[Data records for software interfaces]
::::::::::

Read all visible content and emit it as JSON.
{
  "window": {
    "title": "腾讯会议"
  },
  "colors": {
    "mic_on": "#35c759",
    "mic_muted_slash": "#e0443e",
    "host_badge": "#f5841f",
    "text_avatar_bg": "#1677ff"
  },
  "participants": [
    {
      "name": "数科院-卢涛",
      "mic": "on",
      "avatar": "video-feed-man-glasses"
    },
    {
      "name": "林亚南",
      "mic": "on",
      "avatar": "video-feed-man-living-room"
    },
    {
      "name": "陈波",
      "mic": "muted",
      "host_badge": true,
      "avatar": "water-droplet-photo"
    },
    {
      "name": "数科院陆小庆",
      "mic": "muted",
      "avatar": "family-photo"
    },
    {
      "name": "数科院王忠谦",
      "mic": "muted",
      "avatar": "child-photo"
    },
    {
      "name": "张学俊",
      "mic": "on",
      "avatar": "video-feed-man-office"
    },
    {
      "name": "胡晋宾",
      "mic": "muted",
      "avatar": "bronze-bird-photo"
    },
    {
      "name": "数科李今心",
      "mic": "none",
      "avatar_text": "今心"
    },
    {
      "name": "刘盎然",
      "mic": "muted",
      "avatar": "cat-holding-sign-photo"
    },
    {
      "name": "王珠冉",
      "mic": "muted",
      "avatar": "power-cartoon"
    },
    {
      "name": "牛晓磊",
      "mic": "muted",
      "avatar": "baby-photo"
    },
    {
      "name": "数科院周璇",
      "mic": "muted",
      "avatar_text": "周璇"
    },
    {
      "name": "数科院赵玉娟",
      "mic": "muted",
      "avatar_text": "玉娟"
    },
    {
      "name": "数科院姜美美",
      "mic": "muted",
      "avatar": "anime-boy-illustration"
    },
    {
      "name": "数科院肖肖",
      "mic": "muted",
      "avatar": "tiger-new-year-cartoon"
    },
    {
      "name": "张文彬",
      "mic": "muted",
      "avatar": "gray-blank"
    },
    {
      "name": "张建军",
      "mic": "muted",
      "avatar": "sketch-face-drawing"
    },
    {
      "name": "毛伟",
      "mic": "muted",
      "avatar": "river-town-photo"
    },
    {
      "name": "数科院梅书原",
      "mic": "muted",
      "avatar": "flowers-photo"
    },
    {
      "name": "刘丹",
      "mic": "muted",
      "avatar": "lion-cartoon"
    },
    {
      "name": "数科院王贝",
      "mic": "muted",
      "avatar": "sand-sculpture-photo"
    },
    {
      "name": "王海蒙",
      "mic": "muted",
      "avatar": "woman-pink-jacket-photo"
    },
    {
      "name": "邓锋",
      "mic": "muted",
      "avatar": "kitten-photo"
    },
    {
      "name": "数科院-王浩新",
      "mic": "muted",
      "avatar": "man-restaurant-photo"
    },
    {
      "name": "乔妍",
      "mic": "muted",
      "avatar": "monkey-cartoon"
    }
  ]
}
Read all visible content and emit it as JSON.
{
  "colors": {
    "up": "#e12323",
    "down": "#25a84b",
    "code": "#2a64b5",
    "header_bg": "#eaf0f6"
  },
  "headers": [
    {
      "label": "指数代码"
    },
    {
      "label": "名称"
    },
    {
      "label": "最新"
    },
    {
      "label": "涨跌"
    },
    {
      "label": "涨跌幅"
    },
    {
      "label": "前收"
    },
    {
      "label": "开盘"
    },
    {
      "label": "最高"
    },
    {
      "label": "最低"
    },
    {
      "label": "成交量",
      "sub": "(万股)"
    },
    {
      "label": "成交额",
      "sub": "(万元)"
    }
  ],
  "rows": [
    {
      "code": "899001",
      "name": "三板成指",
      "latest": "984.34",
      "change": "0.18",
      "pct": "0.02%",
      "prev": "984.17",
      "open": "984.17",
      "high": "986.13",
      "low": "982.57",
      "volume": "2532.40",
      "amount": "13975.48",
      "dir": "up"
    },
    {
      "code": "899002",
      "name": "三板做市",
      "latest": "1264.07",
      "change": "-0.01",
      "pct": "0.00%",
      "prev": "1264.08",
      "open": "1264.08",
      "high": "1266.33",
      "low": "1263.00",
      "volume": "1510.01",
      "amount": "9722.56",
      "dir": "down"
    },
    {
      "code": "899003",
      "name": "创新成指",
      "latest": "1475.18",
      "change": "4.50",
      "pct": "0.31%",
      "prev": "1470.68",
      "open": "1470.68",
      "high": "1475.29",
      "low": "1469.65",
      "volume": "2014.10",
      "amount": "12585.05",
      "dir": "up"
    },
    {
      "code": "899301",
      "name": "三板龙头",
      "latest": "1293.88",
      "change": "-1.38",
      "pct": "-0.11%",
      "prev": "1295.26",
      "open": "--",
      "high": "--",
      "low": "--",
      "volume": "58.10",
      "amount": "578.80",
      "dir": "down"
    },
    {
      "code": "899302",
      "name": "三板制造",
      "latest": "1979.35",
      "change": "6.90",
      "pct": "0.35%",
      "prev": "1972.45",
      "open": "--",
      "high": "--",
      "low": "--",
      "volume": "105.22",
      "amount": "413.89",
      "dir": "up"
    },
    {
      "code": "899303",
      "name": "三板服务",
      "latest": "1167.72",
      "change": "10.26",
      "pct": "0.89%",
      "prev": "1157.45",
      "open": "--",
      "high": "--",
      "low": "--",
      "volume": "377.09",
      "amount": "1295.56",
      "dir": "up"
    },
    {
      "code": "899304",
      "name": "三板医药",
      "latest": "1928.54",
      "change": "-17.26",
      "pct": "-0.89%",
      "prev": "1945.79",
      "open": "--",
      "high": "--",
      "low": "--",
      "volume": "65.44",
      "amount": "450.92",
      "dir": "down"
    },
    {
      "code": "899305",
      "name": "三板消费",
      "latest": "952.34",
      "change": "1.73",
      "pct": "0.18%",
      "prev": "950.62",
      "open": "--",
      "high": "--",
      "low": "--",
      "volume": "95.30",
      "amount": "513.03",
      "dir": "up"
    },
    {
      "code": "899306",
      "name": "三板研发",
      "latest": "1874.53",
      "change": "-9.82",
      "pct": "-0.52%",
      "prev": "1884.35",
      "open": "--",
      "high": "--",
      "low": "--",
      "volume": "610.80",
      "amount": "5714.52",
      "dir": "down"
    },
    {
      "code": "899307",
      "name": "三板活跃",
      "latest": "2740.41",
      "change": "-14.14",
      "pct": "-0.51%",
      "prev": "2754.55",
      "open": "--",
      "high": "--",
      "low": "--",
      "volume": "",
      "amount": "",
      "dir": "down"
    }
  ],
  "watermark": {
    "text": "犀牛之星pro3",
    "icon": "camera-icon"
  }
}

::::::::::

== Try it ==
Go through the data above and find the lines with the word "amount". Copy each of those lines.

== Response area ==
      "amount": "13975.48",
      "amount": "9722.56",
      "amount": "12585.05",
      "amount": "578.80",
      "amount": "413.89",
      "amount": "1295.56",
      "amount": "450.92",
      "amount": "513.03",
      "amount": "5714.52",
      "amount": "",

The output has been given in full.